DATA SECTION:
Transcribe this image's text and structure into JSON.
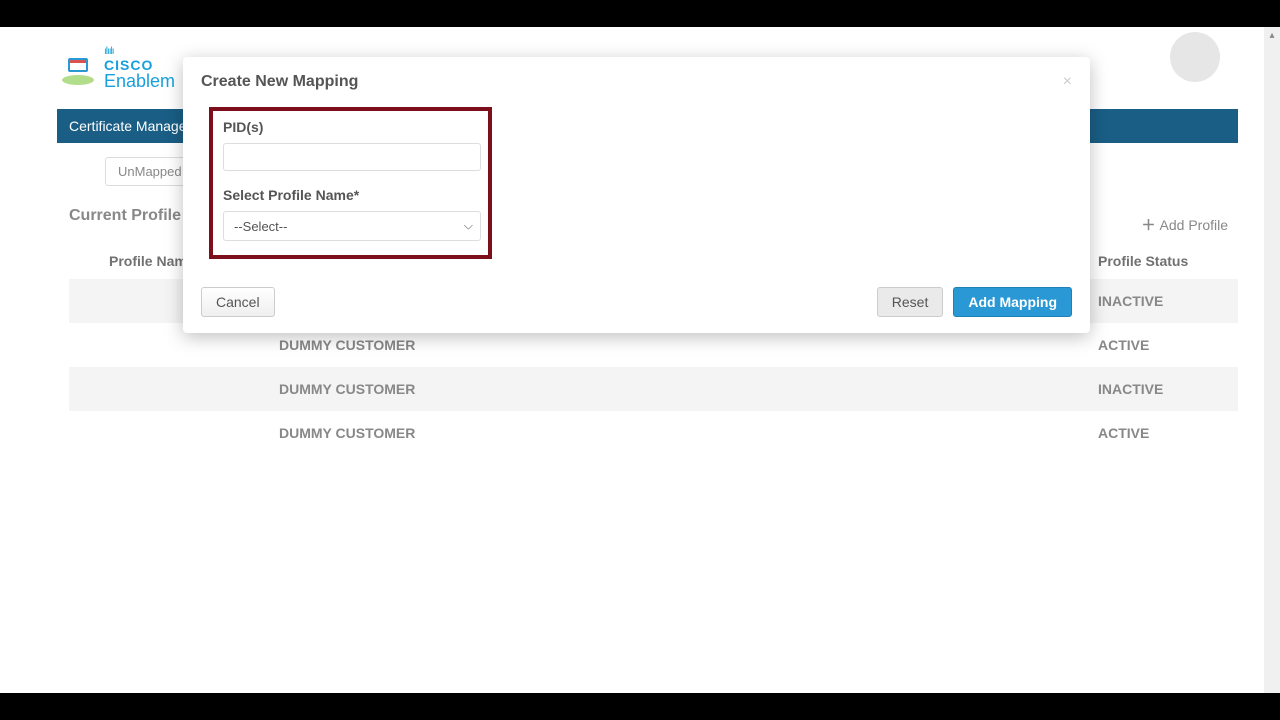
{
  "header": {
    "brand_top": "ılıılı",
    "brand_name": "CISCO",
    "brand_sub": "Enablem"
  },
  "nav": {
    "item1": "Certificate Manageme"
  },
  "page": {
    "unmapped_btn": "UnMapped P",
    "section_title": "Current Profile M",
    "add_profile": "Add Profile",
    "columns": {
      "name": "Profile Name",
      "status": "Profile Status"
    },
    "rows": [
      {
        "name": "",
        "customer": "",
        "status": "INACTIVE",
        "shade": true
      },
      {
        "name": "",
        "customer": "DUMMY CUSTOMER",
        "status": "ACTIVE",
        "shade": false
      },
      {
        "name": "",
        "customer": "DUMMY CUSTOMER",
        "status": "INACTIVE",
        "shade": true
      },
      {
        "name": "",
        "customer": "DUMMY CUSTOMER",
        "status": "ACTIVE",
        "shade": false
      }
    ]
  },
  "modal": {
    "title": "Create New Mapping",
    "close": "×",
    "pid_label": "PID(s)",
    "pid_value": "",
    "profile_label": "Select Profile Name*",
    "select_placeholder": "--Select--",
    "cancel": "Cancel",
    "reset": "Reset",
    "submit": "Add Mapping"
  }
}
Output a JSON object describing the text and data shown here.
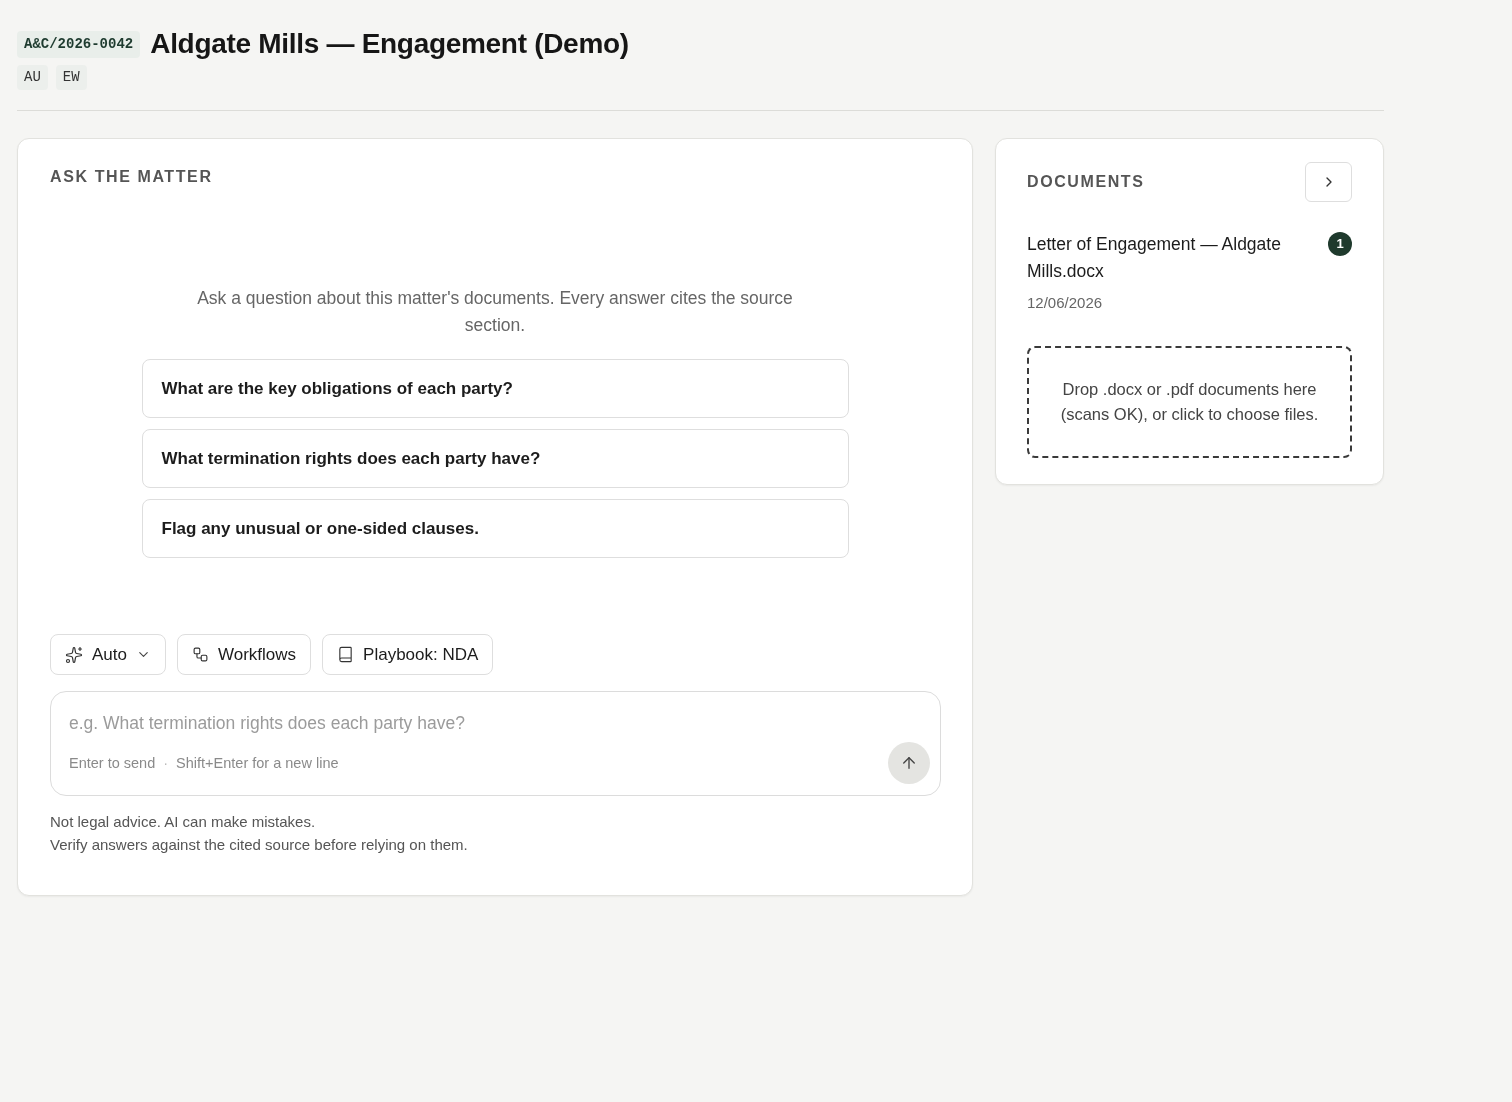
{
  "header": {
    "matter_id": "A&C/2026-0042",
    "title": "Aldgate Mills — Engagement (Demo)",
    "tags": [
      "AU",
      "EW"
    ]
  },
  "ask_panel": {
    "heading": "ASK THE MATTER",
    "intro": "Ask a question about this matter's documents. Every answer cites the source section.",
    "suggestions": [
      "What are the key obligations of each party?",
      "What termination rights does each party have?",
      "Flag any unusual or one-sided clauses."
    ],
    "toolbar": [
      {
        "kind": "mode",
        "label": "Auto"
      },
      {
        "kind": "workflows",
        "label": "Workflows"
      },
      {
        "kind": "playbook",
        "label": "Playbook: NDA"
      }
    ],
    "composer": {
      "placeholder": "e.g. What termination rights does each party have?",
      "hints": [
        "Enter to send",
        "Shift+Enter for a new line"
      ],
      "separator": "·"
    },
    "disclaimer": [
      "Not legal advice. AI can make mistakes.",
      "Verify answers against the cited source before relying on them."
    ]
  },
  "documents_panel": {
    "heading": "DOCUMENTS",
    "documents": [
      {
        "name": "Letter of Engagement — Aldgate Mills.docx",
        "badge": "1",
        "date": "12/06/2026"
      }
    ],
    "dropzone": "Drop .docx or .pdf documents here (scans OK), or click to choose files."
  }
}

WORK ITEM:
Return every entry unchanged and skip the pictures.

SOLUTION:
Transcribe this image's text and structure into JSON.
{
  "header": {
    "brand_top": "ılıılı",
    "brand_name": "CISCO",
    "brand_sub": "Enablem"
  },
  "nav": {
    "item1": "Certificate Manageme"
  },
  "page": {
    "unmapped_btn": "UnMapped P",
    "section_title": "Current Profile M",
    "add_profile": "Add Profile",
    "columns": {
      "name": "Profile Name",
      "status": "Profile Status"
    },
    "rows": [
      {
        "name": "",
        "customer": "",
        "status": "INACTIVE",
        "shade": true
      },
      {
        "name": "",
        "customer": "DUMMY CUSTOMER",
        "status": "ACTIVE",
        "shade": false
      },
      {
        "name": "",
        "customer": "DUMMY CUSTOMER",
        "status": "INACTIVE",
        "shade": true
      },
      {
        "name": "",
        "customer": "DUMMY CUSTOMER",
        "status": "ACTIVE",
        "shade": false
      }
    ]
  },
  "modal": {
    "title": "Create New Mapping",
    "close": "×",
    "pid_label": "PID(s)",
    "pid_value": "",
    "profile_label": "Select Profile Name*",
    "select_placeholder": "--Select--",
    "cancel": "Cancel",
    "reset": "Reset",
    "submit": "Add Mapping"
  }
}
Output a JSON object describing the text and data shown here.
{
  "header": {
    "matter_id": "A&C/2026-0042",
    "title": "Aldgate Mills — Engagement (Demo)",
    "tags": [
      "AU",
      "EW"
    ]
  },
  "ask_panel": {
    "heading": "ASK THE MATTER",
    "intro": "Ask a question about this matter's documents. Every answer cites the source section.",
    "suggestions": [
      "What are the key obligations of each party?",
      "What termination rights does each party have?",
      "Flag any unusual or one-sided clauses."
    ],
    "toolbar": [
      {
        "kind": "mode",
        "label": "Auto"
      },
      {
        "kind": "workflows",
        "label": "Workflows"
      },
      {
        "kind": "playbook",
        "label": "Playbook: NDA"
      }
    ],
    "composer": {
      "placeholder": "e.g. What termination rights does each party have?",
      "hints": [
        "Enter to send",
        "Shift+Enter for a new line"
      ],
      "separator": "·"
    },
    "disclaimer": [
      "Not legal advice. AI can make mistakes.",
      "Verify answers against the cited source before relying on them."
    ]
  },
  "documents_panel": {
    "heading": "DOCUMENTS",
    "documents": [
      {
        "name": "Letter of Engagement — Aldgate Mills.docx",
        "badge": "1",
        "date": "12/06/2026"
      }
    ],
    "dropzone": "Drop .docx or .pdf documents here (scans OK), or click to choose files."
  }
}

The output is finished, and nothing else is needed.